→ **What you need to do**
How many lines in the records below contain the word "göre"? Reply with the number alone.

→ **Data**
%%
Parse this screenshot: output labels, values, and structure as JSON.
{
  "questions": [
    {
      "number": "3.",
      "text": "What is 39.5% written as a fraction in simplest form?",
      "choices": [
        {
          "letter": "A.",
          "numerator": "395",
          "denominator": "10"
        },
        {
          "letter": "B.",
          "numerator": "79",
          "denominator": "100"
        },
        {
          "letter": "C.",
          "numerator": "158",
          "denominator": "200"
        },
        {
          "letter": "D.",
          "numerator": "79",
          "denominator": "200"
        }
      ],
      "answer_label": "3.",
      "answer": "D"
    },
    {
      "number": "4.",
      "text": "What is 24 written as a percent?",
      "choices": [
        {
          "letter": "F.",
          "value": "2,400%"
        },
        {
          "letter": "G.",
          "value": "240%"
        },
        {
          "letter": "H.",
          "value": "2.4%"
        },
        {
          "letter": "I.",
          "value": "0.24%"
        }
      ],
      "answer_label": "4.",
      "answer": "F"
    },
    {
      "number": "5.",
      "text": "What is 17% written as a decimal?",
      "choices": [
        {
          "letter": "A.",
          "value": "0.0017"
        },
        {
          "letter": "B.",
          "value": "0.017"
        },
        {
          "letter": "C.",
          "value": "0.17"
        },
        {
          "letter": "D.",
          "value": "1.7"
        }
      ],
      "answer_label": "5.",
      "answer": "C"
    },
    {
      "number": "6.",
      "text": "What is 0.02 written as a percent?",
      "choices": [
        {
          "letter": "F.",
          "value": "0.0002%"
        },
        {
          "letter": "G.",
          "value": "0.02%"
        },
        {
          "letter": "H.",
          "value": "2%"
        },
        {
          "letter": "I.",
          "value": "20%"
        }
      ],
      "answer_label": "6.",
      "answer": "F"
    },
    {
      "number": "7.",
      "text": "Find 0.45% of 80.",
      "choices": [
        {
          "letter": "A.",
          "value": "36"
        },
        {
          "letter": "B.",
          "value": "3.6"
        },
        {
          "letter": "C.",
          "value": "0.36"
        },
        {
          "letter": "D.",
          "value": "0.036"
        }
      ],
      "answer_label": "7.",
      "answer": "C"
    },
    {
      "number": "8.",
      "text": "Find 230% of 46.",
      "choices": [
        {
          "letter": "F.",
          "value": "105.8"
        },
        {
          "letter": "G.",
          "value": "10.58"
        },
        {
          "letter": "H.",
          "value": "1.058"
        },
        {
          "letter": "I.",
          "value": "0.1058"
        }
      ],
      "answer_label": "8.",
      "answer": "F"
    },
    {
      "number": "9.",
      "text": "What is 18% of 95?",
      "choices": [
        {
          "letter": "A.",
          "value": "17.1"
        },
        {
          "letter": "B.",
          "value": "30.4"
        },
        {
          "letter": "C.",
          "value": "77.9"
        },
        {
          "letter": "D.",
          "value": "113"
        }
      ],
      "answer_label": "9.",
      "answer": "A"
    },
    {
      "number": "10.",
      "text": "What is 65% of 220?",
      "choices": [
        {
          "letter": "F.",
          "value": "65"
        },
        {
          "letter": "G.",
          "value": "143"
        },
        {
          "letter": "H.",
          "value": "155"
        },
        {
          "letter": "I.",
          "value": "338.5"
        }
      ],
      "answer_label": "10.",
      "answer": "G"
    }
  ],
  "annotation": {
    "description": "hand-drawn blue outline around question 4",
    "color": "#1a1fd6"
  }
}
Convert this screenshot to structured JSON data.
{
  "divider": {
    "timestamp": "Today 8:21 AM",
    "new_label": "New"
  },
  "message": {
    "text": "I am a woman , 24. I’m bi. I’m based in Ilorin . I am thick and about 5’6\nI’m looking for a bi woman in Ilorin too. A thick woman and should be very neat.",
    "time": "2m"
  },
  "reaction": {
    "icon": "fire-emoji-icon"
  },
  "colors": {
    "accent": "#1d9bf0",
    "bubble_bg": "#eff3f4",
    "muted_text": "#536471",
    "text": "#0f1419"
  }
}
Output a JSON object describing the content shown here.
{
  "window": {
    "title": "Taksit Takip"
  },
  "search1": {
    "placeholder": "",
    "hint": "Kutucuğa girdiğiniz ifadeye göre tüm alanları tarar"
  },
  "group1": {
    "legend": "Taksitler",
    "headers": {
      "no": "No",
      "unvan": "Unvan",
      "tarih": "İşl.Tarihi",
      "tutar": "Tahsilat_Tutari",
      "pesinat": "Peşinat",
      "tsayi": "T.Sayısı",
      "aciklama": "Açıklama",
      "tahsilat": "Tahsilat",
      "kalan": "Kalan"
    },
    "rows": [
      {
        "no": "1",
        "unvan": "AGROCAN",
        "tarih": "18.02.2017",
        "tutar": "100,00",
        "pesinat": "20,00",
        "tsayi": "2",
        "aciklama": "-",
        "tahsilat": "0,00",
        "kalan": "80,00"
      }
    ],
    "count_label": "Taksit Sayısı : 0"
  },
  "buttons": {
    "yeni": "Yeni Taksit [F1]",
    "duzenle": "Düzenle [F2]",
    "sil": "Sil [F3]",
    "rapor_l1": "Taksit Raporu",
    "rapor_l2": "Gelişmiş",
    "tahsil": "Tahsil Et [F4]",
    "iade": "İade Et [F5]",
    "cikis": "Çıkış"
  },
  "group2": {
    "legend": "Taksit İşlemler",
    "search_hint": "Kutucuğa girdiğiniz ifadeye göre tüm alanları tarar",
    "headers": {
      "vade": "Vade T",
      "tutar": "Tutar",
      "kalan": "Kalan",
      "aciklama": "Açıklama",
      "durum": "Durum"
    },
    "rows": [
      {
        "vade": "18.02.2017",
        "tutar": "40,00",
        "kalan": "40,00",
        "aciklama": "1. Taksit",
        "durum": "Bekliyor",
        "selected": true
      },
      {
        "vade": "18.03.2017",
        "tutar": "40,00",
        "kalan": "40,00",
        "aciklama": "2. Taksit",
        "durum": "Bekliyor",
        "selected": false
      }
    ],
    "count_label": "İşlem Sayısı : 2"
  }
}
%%
→ **Completed exercise**
2